Shen: Yes, I think it was like $700.000 or $1 million per episode for that.
Kline: I think that's the differentiator between the two. Netflix is a service aimed at people in their 20s and 30s who maybe never had cable. Whereas Hulu, the content is really the stuff you would watch if you had a cable subscription a couple of days later, 24 hours later plus a few originals that feel like network shows. It's not groundbreaking in the way that Netflix is. It's sort of a familiar angle. It's when an older generation says, "You know what? I'm not paying $150 to Comcast anymore, but I still want to watch Law & Order.
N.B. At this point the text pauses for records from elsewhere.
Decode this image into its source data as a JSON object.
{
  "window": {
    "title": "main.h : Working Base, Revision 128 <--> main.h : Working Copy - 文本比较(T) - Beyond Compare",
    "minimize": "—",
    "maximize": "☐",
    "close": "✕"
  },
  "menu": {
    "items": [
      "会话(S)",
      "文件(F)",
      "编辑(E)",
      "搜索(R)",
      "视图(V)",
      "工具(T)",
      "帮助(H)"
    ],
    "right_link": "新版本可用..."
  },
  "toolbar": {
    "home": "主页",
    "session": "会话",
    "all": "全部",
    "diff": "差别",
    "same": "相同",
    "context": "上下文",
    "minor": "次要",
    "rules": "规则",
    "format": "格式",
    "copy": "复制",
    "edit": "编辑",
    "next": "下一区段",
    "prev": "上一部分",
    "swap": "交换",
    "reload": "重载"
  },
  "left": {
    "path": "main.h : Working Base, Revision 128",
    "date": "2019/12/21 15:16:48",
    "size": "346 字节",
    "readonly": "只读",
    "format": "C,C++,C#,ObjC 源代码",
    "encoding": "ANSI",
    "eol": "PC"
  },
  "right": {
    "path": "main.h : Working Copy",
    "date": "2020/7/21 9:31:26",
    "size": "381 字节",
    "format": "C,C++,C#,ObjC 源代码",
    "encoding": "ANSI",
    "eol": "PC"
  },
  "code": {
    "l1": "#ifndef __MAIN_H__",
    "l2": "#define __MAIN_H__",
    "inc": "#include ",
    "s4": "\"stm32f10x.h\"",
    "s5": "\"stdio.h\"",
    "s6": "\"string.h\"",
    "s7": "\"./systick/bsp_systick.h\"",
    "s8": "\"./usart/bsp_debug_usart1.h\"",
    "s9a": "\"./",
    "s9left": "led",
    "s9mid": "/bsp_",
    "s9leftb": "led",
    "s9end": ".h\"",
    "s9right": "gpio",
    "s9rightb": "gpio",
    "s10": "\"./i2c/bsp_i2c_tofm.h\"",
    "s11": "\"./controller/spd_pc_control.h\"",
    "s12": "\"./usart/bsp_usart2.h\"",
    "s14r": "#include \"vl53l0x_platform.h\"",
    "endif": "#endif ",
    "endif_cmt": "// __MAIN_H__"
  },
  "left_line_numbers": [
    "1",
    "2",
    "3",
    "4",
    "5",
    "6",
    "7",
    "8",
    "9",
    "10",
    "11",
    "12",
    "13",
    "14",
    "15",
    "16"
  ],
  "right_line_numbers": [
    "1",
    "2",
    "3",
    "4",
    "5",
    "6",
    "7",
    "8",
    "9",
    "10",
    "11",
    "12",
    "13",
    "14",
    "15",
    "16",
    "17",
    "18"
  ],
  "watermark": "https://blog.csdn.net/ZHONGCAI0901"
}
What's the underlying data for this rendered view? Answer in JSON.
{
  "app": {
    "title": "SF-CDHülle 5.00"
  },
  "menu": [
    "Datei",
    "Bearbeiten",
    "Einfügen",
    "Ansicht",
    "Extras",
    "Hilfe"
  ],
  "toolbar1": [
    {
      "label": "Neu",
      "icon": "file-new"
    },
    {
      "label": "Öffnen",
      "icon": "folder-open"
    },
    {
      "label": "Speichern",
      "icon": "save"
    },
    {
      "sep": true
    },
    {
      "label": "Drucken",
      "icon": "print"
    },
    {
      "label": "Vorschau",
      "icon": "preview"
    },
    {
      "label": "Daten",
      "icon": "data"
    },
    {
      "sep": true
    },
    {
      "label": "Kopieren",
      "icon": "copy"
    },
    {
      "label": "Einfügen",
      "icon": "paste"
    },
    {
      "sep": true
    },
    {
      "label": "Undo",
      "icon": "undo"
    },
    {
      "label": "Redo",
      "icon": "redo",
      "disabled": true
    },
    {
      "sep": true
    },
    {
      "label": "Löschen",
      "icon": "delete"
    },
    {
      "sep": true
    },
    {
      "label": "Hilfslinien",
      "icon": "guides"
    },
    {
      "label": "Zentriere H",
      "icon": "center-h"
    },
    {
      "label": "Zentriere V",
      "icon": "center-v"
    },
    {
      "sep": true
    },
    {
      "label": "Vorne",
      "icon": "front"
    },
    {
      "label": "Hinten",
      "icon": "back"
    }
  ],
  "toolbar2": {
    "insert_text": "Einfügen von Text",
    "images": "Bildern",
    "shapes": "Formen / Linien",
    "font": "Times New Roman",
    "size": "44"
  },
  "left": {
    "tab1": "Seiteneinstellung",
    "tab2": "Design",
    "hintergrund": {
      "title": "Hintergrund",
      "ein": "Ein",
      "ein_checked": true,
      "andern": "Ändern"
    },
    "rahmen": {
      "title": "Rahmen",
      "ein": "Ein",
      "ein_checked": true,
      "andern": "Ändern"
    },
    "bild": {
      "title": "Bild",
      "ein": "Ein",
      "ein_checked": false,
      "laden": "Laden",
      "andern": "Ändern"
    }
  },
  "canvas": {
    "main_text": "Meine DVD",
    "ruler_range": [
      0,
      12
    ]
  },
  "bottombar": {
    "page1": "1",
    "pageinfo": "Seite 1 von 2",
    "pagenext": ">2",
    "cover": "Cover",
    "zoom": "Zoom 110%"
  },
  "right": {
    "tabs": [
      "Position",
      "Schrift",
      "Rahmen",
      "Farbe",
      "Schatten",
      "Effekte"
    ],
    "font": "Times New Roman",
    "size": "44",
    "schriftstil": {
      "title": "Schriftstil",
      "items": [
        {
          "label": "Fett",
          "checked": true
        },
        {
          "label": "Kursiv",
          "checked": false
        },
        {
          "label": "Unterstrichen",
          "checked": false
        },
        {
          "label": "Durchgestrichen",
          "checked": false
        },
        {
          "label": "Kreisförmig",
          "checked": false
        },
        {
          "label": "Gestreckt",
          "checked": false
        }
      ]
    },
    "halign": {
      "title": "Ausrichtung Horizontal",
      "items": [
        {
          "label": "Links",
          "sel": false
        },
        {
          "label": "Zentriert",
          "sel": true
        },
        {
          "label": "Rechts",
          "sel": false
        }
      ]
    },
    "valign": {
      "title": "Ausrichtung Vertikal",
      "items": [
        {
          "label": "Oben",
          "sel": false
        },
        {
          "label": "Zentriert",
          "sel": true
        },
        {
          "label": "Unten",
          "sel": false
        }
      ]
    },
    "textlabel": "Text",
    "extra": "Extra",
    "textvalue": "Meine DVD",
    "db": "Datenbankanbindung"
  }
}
Hulu is trying to keep that model, and the challenge is not pushing cable subscribers away, that's the last thing Comcast would want, but also keeping as many of them that were going to leave anyway on the one that they own. You'll do better as Time Warner being a partner in Hulu than licensing your content to DISH or to Sony or the 20 other services like this that are going to start in the next few months.
Shen: There's an interesting dynamic here because, as we mentioned, the joint venture owners for Hulu are the really big companies like Disney, you mentioned Comcast, NBC, Universal. This news just came out yesterday actually where I mentioned that first service is free to access Hulu content or some of the Hulu library, but it's supported by ads. They're actually getting rid of that entirely.
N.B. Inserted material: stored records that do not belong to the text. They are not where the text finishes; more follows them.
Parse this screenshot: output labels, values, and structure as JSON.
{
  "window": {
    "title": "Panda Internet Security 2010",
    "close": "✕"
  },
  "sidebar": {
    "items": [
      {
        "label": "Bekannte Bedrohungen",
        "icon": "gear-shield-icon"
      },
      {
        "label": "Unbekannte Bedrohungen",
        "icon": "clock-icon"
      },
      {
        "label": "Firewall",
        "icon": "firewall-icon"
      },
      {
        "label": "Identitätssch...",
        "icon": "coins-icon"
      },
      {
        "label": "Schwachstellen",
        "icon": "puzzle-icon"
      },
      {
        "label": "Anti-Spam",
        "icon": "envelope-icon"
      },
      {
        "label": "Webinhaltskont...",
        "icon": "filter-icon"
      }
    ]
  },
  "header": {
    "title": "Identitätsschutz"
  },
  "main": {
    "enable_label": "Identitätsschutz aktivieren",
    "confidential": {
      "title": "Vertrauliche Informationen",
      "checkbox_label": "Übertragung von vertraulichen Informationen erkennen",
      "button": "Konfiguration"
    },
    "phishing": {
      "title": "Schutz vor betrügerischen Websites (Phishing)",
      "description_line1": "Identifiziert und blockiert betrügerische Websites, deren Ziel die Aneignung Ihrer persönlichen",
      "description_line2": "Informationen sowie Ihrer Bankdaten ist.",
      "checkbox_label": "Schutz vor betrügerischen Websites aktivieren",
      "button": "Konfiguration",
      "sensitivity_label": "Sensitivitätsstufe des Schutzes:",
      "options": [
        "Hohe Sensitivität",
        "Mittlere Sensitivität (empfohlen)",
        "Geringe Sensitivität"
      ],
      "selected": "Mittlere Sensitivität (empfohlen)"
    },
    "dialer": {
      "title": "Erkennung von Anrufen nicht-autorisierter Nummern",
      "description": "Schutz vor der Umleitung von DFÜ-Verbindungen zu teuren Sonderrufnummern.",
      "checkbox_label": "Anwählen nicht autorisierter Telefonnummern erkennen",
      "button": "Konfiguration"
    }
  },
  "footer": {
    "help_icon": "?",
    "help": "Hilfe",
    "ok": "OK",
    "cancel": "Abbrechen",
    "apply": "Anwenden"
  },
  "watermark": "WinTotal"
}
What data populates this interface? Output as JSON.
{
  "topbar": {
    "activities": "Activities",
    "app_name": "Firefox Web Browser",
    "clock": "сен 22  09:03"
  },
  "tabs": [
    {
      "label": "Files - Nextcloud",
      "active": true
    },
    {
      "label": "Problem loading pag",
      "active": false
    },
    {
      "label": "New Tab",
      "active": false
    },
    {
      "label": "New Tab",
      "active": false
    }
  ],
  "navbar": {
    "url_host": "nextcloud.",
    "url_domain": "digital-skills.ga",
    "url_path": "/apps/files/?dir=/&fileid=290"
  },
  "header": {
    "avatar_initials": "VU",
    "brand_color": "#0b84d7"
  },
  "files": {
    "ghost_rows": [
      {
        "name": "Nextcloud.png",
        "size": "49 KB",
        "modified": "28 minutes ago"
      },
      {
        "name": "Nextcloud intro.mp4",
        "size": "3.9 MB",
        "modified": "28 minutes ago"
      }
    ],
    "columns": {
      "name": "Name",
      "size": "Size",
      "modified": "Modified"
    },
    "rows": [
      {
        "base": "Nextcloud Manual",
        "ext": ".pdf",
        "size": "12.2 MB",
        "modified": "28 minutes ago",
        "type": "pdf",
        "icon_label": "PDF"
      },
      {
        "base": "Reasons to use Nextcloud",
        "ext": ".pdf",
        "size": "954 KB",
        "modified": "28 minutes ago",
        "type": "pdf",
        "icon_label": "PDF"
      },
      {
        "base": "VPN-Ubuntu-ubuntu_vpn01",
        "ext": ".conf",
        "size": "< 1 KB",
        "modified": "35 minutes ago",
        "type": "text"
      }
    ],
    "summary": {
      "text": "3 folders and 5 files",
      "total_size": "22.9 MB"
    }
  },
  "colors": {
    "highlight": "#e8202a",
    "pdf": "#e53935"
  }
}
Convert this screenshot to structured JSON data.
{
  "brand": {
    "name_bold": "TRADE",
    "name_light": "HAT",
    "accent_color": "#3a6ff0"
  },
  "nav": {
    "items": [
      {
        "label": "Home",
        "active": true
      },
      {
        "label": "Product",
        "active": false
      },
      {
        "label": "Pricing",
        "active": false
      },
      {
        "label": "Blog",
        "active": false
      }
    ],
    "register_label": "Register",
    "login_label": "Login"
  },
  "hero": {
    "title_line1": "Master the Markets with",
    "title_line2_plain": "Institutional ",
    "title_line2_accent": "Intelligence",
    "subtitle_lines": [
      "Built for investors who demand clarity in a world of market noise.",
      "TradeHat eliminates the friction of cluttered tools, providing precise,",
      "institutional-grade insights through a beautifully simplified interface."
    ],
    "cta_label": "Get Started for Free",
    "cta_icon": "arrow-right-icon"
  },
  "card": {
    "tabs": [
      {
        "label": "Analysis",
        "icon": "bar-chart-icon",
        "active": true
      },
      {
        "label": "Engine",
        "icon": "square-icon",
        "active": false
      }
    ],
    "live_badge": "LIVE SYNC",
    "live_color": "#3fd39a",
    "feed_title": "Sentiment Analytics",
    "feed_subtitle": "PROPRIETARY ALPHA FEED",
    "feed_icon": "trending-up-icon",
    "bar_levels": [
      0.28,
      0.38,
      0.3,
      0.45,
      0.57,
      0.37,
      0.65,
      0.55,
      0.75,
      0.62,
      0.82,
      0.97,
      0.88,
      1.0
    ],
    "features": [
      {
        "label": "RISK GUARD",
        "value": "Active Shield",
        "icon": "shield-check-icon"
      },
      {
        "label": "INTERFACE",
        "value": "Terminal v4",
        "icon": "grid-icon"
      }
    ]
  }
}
Kline: The interesting thing is they're actually just moving it to Yahoo!. They announced a partnership deal. They're unconfusing the Hulu brand. Basically, Hulu is going to have two products. It's going to have a subscription product where you get access to next-day content from the original partners and not Time Warner, and then it's going to have a live-streaming television service. Having the free product on top of it, which inflated their viewer numbers by another like 40 million but didn't really make them a lot of money because it's really difficult to sell ads on three people watching a Seinfeld from 15 years ago and 17 people watching Family Guy. It becomes a very tough model to prove to advertisers that there's value. They're sort of just shunting that off and taking it off the Hulu brand, which makes sense. It will make it a lot easier for them to sell really their two services that make sense.
Shen: Stepping back now and looking at this in terms of some of the changes that are obviously happening to the industry, big picture, what do you think is going to be happening maybe next year or with these developments as kind of deals like these between Time Warner, Hulu and Hulu service coming out next year? What do you think that's going to mean?
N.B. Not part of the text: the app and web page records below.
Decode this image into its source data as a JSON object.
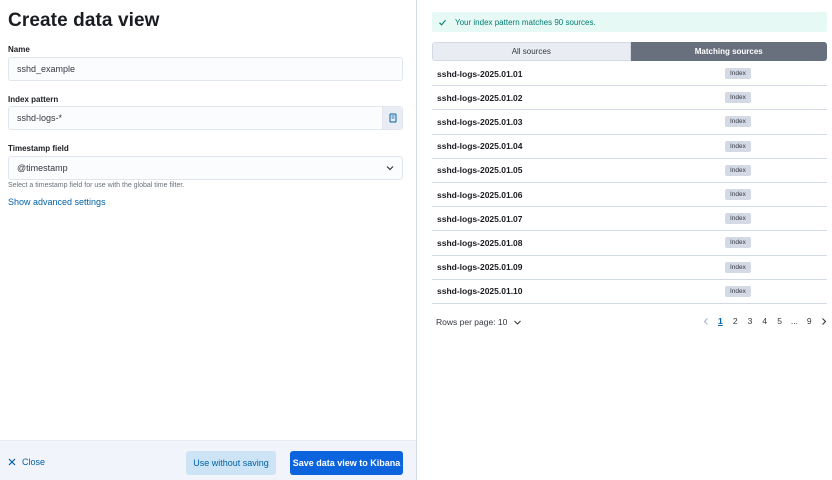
{
  "left": {
    "title": "Create data view",
    "name_field": {
      "label": "Name",
      "value": "sshd_example"
    },
    "index_pattern": {
      "label": "Index pattern",
      "value": "sshd-logs-*"
    },
    "timestamp": {
      "label": "Timestamp field",
      "value": "@timestamp",
      "help": "Select a timestamp field for use with the global time filter."
    },
    "advanced_link": "Show advanced settings"
  },
  "footer": {
    "close_label": "Close",
    "use_without_saving": "Use without saving",
    "save_label": "Save data view to Kibana"
  },
  "right": {
    "callout": "Your index pattern matches 90 sources.",
    "tabs": [
      "All sources",
      "Matching sources"
    ],
    "active_tab": "Matching sources",
    "rows": [
      {
        "name": "sshd-logs-2025.01.01",
        "badge": "Index"
      },
      {
        "name": "sshd-logs-2025.01.02",
        "badge": "Index"
      },
      {
        "name": "sshd-logs-2025.01.03",
        "badge": "Index"
      },
      {
        "name": "sshd-logs-2025.01.04",
        "badge": "Index"
      },
      {
        "name": "sshd-logs-2025.01.05",
        "badge": "Index"
      },
      {
        "name": "sshd-logs-2025.01.06",
        "badge": "Index"
      },
      {
        "name": "sshd-logs-2025.01.07",
        "badge": "Index"
      },
      {
        "name": "sshd-logs-2025.01.08",
        "badge": "Index"
      },
      {
        "name": "sshd-logs-2025.01.09",
        "badge": "Index"
      },
      {
        "name": "sshd-logs-2025.01.10",
        "badge": "Index"
      }
    ],
    "rows_per_page": "Rows per page: 10",
    "pagination": {
      "pages": [
        "1",
        "2",
        "3",
        "4",
        "5",
        "...",
        "9"
      ],
      "current": "1"
    }
  },
  "colors": {
    "primary": "#0b64dd",
    "link": "#0061a6",
    "success_bg": "#e6f9f5",
    "success_text": "#017d73",
    "active_tab": "#69707d"
  }
}
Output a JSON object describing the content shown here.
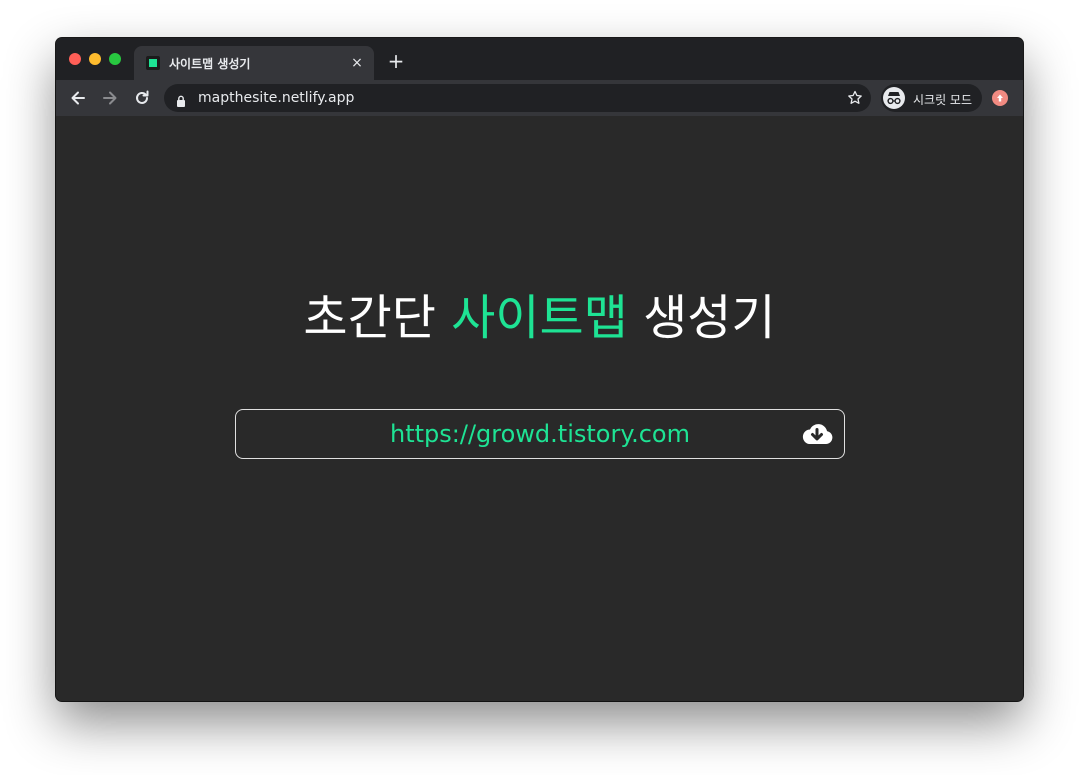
{
  "browser": {
    "tab": {
      "title": "사이트맵 생성기",
      "close": "×"
    },
    "new_tab": "+",
    "address": "mapthesite.netlify.app",
    "profile_label": "시크릿 모드"
  },
  "page": {
    "headline_pre": "초간단 ",
    "headline_accent": "사이트맵",
    "headline_post": " 생성기",
    "url_input_value": "https://growd.tistory.com"
  },
  "colors": {
    "accent": "#1ee394",
    "background": "#292929",
    "chrome_dark": "#202124",
    "chrome_toolbar": "#35363a"
  },
  "icons": [
    "favicon-icon",
    "close-icon",
    "plus-icon",
    "back-arrow-icon",
    "forward-arrow-icon",
    "reload-icon",
    "lock-icon",
    "star-icon",
    "incognito-icon",
    "extension-icon",
    "cloud-download-icon"
  ]
}
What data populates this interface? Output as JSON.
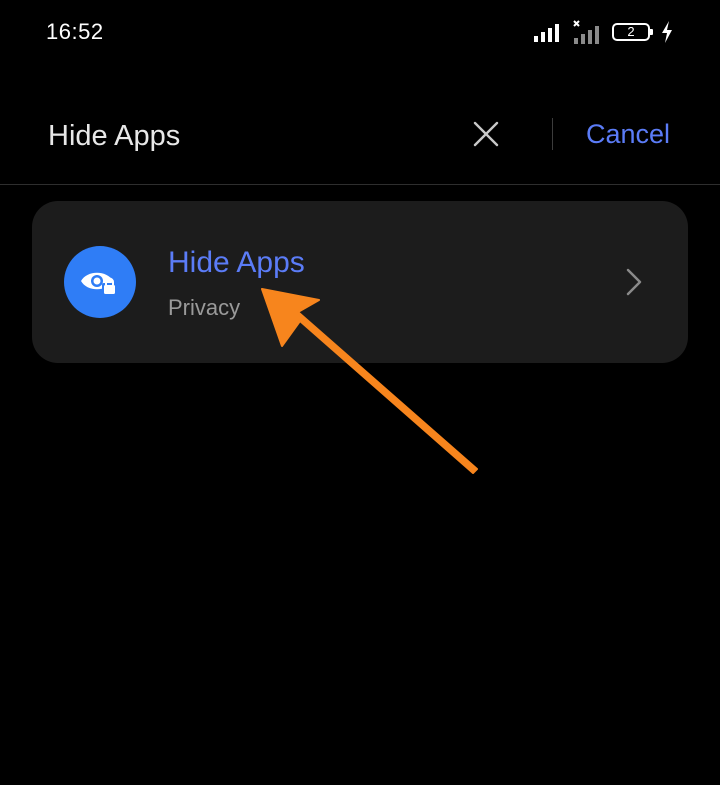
{
  "status_bar": {
    "time": "16:52",
    "battery_level": "2",
    "icons": [
      "signal-icon",
      "no-signal-icon",
      "battery-icon",
      "charging-icon"
    ]
  },
  "search": {
    "query": "Hide Apps",
    "clear_icon": "close-icon",
    "cancel_label": "Cancel"
  },
  "results": [
    {
      "title": "Hide Apps",
      "subtitle": "Privacy",
      "icon": "eye-lock-icon",
      "icon_color": "#2f7df6"
    }
  ],
  "colors": {
    "accent": "#5b7cf7",
    "annotation": "#f7851d",
    "card_background": "#1c1c1c",
    "background": "#000000"
  }
}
Kline: I think it's the wild west. It think you're going to see every major cable company start a service that doesn't require a cable box in order to keep broadband customers. What's going to happen is you're going to have two or three years where there's 15 choices and then you'll see consolidation again. There's no need for there to be Sling and Vue and whatever they call super Hulu. If Amazon enters that space, if Apple enters that space, a lot of players are going to come here. Eventually, you're going to see it's just going to be like cable, where it doesn't really matter if you have Frontier or you have Comcast, pretty much you're getting the same offer. Maybe it becomes priced in customer service, but there's going to be a lot of announcements and a lot of new companies or existing companies going into the space because the cable box is slowly going away.
Daniel Kline owns shares of Apple. Vincent Shen has no position in any stocks mentioned. The Motley Fool owns shares of and recommends Amazon.com, Apple, Netflix, Time Warner, and Walt Disney. The Motley Fool has the following options: long January 2018 $90 calls on Apple and short January 2018 $95 calls on Apple. The Motley Fool recommends Yahoo. Try any of our Foolish newsletter services free for 30 days. We Fools may not all hold the same opinions, but we all believe that considering a diverse range of insights makes us better investors. The Motley Fool has a disclosure policy.